● Work request
Those lines of the records that contain "رمزيات" are to be located and copied.

● Data
________________________________________
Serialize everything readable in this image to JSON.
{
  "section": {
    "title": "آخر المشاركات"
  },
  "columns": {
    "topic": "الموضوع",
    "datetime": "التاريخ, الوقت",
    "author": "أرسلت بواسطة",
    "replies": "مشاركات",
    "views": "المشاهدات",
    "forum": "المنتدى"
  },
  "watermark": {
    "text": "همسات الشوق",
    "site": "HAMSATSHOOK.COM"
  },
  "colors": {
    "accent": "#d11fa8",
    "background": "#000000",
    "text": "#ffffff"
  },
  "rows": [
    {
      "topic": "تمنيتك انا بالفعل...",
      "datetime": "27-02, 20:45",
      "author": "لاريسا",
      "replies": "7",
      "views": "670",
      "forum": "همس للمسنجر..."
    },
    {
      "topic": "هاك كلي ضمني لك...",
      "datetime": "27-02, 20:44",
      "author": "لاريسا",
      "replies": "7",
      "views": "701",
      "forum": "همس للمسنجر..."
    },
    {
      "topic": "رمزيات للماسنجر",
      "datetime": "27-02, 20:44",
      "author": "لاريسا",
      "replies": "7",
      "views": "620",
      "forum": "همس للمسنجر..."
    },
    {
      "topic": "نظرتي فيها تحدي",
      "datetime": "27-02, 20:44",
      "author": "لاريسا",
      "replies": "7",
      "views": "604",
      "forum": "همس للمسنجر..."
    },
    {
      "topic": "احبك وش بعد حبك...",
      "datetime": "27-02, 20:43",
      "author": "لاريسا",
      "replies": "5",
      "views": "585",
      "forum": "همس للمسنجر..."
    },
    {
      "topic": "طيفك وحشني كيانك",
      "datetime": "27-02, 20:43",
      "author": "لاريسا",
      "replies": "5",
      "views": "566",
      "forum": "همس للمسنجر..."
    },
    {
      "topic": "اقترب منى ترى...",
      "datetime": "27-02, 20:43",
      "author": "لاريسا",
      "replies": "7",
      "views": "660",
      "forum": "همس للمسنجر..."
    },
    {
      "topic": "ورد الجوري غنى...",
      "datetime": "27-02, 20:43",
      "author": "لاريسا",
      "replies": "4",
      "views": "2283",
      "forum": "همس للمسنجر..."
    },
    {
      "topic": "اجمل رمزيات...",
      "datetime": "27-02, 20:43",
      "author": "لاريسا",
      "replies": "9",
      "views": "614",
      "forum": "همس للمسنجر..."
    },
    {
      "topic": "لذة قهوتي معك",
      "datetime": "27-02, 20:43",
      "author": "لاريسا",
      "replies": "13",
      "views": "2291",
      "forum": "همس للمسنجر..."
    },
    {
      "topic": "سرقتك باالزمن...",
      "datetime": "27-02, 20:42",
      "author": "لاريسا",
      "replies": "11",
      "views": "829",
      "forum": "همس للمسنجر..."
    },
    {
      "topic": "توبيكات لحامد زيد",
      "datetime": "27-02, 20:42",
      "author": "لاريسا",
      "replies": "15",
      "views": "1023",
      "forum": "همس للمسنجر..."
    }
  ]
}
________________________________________
● Final answer
      "topic": "رمزيات للماسنجر",
      "topic": "اجمل رمزيات...",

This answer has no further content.